**Work task:**
Reproduce the following entries verbatim, each one complete.

[Extracted records]
= = = = = = =

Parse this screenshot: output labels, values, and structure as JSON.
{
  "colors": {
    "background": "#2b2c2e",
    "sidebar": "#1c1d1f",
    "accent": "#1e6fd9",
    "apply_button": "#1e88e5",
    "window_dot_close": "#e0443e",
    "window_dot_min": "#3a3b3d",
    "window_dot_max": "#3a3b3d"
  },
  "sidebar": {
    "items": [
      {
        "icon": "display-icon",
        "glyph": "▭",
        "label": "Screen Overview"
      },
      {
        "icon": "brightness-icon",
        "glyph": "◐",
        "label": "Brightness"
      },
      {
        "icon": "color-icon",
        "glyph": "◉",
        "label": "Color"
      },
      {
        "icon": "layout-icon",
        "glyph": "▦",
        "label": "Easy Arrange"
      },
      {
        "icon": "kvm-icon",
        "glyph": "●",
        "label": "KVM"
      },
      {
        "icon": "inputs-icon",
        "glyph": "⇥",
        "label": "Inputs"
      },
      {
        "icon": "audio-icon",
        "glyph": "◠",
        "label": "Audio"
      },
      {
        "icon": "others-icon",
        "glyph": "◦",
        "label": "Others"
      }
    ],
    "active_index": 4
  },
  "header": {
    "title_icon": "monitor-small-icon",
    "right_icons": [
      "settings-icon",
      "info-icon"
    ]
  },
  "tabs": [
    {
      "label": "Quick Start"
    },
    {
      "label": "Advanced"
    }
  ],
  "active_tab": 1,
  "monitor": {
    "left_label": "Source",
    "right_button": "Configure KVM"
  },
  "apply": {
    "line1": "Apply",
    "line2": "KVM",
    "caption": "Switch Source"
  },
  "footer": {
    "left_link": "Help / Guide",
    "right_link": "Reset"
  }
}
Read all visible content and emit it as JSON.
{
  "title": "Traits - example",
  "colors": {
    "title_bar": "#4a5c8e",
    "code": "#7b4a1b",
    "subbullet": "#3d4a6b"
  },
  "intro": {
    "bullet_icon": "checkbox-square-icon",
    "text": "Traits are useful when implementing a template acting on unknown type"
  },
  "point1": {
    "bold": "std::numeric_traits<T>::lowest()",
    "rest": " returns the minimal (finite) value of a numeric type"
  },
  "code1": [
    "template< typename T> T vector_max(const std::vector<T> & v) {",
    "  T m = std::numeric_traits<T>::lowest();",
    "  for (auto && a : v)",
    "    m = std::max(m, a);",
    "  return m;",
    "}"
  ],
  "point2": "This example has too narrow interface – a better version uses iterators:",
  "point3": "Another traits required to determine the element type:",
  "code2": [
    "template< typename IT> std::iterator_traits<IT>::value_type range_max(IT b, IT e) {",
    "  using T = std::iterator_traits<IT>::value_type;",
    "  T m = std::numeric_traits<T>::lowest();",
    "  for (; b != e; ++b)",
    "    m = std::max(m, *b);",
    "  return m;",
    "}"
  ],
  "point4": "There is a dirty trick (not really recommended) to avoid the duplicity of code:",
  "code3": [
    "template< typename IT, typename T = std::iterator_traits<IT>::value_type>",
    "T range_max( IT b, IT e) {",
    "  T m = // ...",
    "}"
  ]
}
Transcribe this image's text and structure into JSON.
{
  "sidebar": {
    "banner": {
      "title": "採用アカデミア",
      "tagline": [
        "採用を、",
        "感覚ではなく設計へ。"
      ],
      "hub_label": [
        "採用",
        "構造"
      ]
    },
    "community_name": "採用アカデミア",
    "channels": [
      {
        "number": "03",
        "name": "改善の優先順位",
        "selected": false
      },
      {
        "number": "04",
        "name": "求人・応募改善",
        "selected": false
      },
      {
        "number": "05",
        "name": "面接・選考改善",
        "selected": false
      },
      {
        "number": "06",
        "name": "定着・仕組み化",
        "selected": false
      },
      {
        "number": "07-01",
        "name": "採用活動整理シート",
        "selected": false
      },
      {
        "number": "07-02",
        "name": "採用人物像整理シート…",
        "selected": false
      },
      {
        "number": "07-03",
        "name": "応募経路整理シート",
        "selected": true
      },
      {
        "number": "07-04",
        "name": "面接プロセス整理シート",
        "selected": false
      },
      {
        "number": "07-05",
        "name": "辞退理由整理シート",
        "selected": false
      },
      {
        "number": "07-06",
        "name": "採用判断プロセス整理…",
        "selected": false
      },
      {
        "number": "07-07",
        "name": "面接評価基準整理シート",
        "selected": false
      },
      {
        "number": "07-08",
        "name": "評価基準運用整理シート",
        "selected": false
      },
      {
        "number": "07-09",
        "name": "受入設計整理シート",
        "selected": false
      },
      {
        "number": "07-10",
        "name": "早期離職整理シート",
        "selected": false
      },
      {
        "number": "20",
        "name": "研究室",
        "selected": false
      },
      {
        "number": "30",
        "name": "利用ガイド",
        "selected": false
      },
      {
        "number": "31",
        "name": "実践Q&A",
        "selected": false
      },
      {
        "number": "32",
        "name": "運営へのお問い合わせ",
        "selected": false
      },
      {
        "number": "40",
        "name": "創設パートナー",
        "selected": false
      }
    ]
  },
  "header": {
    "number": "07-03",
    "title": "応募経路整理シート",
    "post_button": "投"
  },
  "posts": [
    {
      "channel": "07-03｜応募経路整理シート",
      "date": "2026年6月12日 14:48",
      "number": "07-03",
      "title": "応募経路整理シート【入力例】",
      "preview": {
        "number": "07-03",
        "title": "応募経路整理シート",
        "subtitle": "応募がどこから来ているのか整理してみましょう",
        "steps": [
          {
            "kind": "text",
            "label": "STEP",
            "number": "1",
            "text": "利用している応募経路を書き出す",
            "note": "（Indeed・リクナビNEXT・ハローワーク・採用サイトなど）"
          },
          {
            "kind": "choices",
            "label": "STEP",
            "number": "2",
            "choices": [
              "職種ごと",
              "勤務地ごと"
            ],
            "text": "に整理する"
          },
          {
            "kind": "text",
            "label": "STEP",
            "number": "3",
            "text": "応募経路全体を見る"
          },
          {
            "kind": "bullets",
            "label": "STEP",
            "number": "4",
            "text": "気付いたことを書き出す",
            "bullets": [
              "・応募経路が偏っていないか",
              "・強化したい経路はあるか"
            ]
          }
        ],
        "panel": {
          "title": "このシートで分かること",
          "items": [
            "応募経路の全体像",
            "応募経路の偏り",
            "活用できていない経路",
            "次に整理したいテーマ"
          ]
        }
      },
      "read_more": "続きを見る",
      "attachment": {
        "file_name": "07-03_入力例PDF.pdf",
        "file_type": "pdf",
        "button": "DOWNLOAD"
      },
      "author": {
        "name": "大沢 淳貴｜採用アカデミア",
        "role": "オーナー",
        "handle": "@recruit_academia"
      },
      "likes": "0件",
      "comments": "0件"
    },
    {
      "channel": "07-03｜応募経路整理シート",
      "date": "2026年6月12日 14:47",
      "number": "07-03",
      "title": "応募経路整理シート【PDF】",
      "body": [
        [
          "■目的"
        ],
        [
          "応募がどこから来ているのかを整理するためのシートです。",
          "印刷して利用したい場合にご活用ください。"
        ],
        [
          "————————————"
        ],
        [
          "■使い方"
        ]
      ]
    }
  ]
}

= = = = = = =

**Answer for the task:**
Parse this screenshot: output labels, values, and structure as JSON.
{
  "colors": {
    "background": "#2b2c2e",
    "sidebar": "#1c1d1f",
    "accent": "#1e6fd9",
    "apply_button": "#1e88e5",
    "window_dot_close": "#e0443e",
    "window_dot_min": "#3a3b3d",
    "window_dot_max": "#3a3b3d"
  },
  "sidebar": {
    "items": [
      {
        "icon": "display-icon",
        "glyph": "▭",
        "label": "Screen Overview"
      },
      {
        "icon": "brightness-icon",
        "glyph": "◐",
        "label": "Brightness"
      },
      {
        "icon": "color-icon",
        "glyph": "◉",
        "label": "Color"
      },
      {
        "icon": "layout-icon",
        "glyph": "▦",
        "label": "Easy Arrange"
      },
      {
        "icon": "kvm-icon",
        "glyph": "●",
        "label": "KVM"
      },
      {
        "icon": "inputs-icon",
        "glyph": "⇥",
        "label": "Inputs"
      },
      {
        "icon": "audio-icon",
        "glyph": "◠",
        "label": "Audio"
      },
      {
        "icon": "others-icon",
        "glyph": "◦",
        "label": "Others"
      }
    ],
    "active_index": 4
  },
  "header": {
    "title_icon": "monitor-small-icon",
    "right_icons": [
      "settings-icon",
      "info-icon"
    ]
  },
  "tabs": [
    {
      "label": "Quick Start"
    },
    {
      "label": "Advanced"
    }
  ],
  "active_tab": 1,
  "monitor": {
    "left_label": "Source",
    "right_button": "Configure KVM"
  },
  "apply": {
    "line1": "Apply",
    "line2": "KVM",
    "caption": "Switch Source"
  },
  "footer": {
    "left_link": "Help / Guide",
    "right_link": "Reset"
  }
}
Read all visible content and emit it as JSON.
{
  "title": "Traits - example",
  "colors": {
    "title_bar": "#4a5c8e",
    "code": "#7b4a1b",
    "subbullet": "#3d4a6b"
  },
  "intro": {
    "bullet_icon": "checkbox-square-icon",
    "text": "Traits are useful when implementing a template acting on unknown type"
  },
  "point1": {
    "bold": "std::numeric_traits<T>::lowest()",
    "rest": " returns the minimal (finite) value of a numeric type"
  },
  "code1": [
    "template< typename T> T vector_max(const std::vector<T> & v) {",
    "  T m = std::numeric_traits<T>::lowest();",
    "  for (auto && a : v)",
    "    m = std::max(m, a);",
    "  return m;",
    "}"
  ],
  "point2": "This example has too narrow interface – a better version uses iterators:",
  "point3": "Another traits required to determine the element type:",
  "code2": [
    "template< typename IT> std::iterator_traits<IT>::value_type range_max(IT b, IT e) {",
    "  using T = std::iterator_traits<IT>::value_type;",
    "  T m = std::numeric_traits<T>::lowest();",
    "  for (; b != e; ++b)",
    "    m = std::max(m, *b);",
    "  return m;",
    "}"
  ],
  "point4": "There is a dirty trick (not really recommended) to avoid the duplicity of code:",
  "code3": [
    "template< typename IT, typename T = std::iterator_traits<IT>::value_type>",
    "T range_max( IT b, IT e) {",
    "  T m = // ...",
    "}"
  ]
}
Transcribe this image's text and structure into JSON.
{
  "sidebar": {
    "banner": {
      "title": "採用アカデミア",
      "tagline": [
        "採用を、",
        "感覚ではなく設計へ。"
      ],
      "hub_label": [
        "採用",
        "構造"
      ]
    },
    "community_name": "採用アカデミア",
    "channels": [
      {
        "number": "03",
        "name": "改善の優先順位",
        "selected": false
      },
      {
        "number": "04",
        "name": "求人・応募改善",
        "selected": false
      },
      {
        "number": "05",
        "name": "面接・選考改善",
        "selected": false
      },
      {
        "number": "06",
        "name": "定着・仕組み化",
        "selected": false
      },
      {
        "number": "07-01",
        "name": "採用活動整理シート",
        "selected": false
      },
      {
        "number": "07-02",
        "name": "採用人物像整理シート…",
        "selected": false
      },
      {
        "number": "07-03",
        "name": "応募経路整理シート",
        "selected": true
      },
      {
        "number": "07-04",
        "name": "面接プロセス整理シート",
        "selected": false
      },
      {
        "number": "07-05",
        "name": "辞退理由整理シート",
        "selected": false
      },
      {
        "number": "07-06",
        "name": "採用判断プロセス整理…",
        "selected": false
      },
      {
        "number": "07-07",
        "name": "面接評価基準整理シート",
        "selected": false
      },
      {
        "number": "07-08",
        "name": "評価基準運用整理シート",
        "selected": false
      },
      {
        "number": "07-09",
        "name": "受入設計整理シート",
        "selected": false
      },
      {
        "number": "07-10",
        "name": "早期離職整理シート",
        "selected": false
      },
      {
        "number": "20",
        "name": "研究室",
        "selected": false
      },
      {
        "number": "30",
        "name": "利用ガイド",
        "selected": false
      },
      {
        "number": "31",
        "name": "実践Q&A",
        "selected": false
      },
      {
        "number": "32",
        "name": "運営へのお問い合わせ",
        "selected": false
      },
      {
        "number": "40",
        "name": "創設パートナー",
        "selected": false
      }
    ]
  },
  "header": {
    "number": "07-03",
    "title": "応募経路整理シート",
    "post_button": "投"
  },
  "posts": [
    {
      "channel": "07-03｜応募経路整理シート",
      "date": "2026年6月12日 14:48",
      "number": "07-03",
      "title": "応募経路整理シート【入力例】",
      "preview": {
        "number": "07-03",
        "title": "応募経路整理シート",
        "subtitle": "応募がどこから来ているのか整理してみましょう",
        "steps": [
          {
            "kind": "text",
            "label": "STEP",
            "number": "1",
            "text": "利用している応募経路を書き出す",
            "note": "（Indeed・リクナビNEXT・ハローワーク・採用サイトなど）"
          },
          {
            "kind": "choices",
            "label": "STEP",
            "number": "2",
            "choices": [
              "職種ごと",
              "勤務地ごと"
            ],
            "text": "に整理する"
          },
          {
            "kind": "text",
            "label": "STEP",
            "number": "3",
            "text": "応募経路全体を見る"
          },
          {
            "kind": "bullets",
            "label": "STEP",
            "number": "4",
            "text": "気付いたことを書き出す",
            "bullets": [
              "・応募経路が偏っていないか",
              "・強化したい経路はあるか"
            ]
          }
        ],
        "panel": {
          "title": "このシートで分かること",
          "items": [
            "応募経路の全体像",
            "応募経路の偏り",
            "活用できていない経路",
            "次に整理したいテーマ"
          ]
        }
      },
      "read_more": "続きを見る",
      "attachment": {
        "file_name": "07-03_入力例PDF.pdf",
        "file_type": "pdf",
        "button": "DOWNLOAD"
      },
      "author": {
        "name": "大沢 淳貴｜採用アカデミア",
        "role": "オーナー",
        "handle": "@recruit_academia"
      },
      "likes": "0件",
      "comments": "0件"
    },
    {
      "channel": "07-03｜応募経路整理シート",
      "date": "2026年6月12日 14:47",
      "number": "07-03",
      "title": "応募経路整理シート【PDF】",
      "body": [
        [
          "■目的"
        ],
        [
          "応募がどこから来ているのかを整理するためのシートです。",
          "印刷して利用したい場合にご活用ください。"
        ],
        [
          "————————————"
        ],
        [
          "■使い方"
        ]
      ]
    }
  ]
}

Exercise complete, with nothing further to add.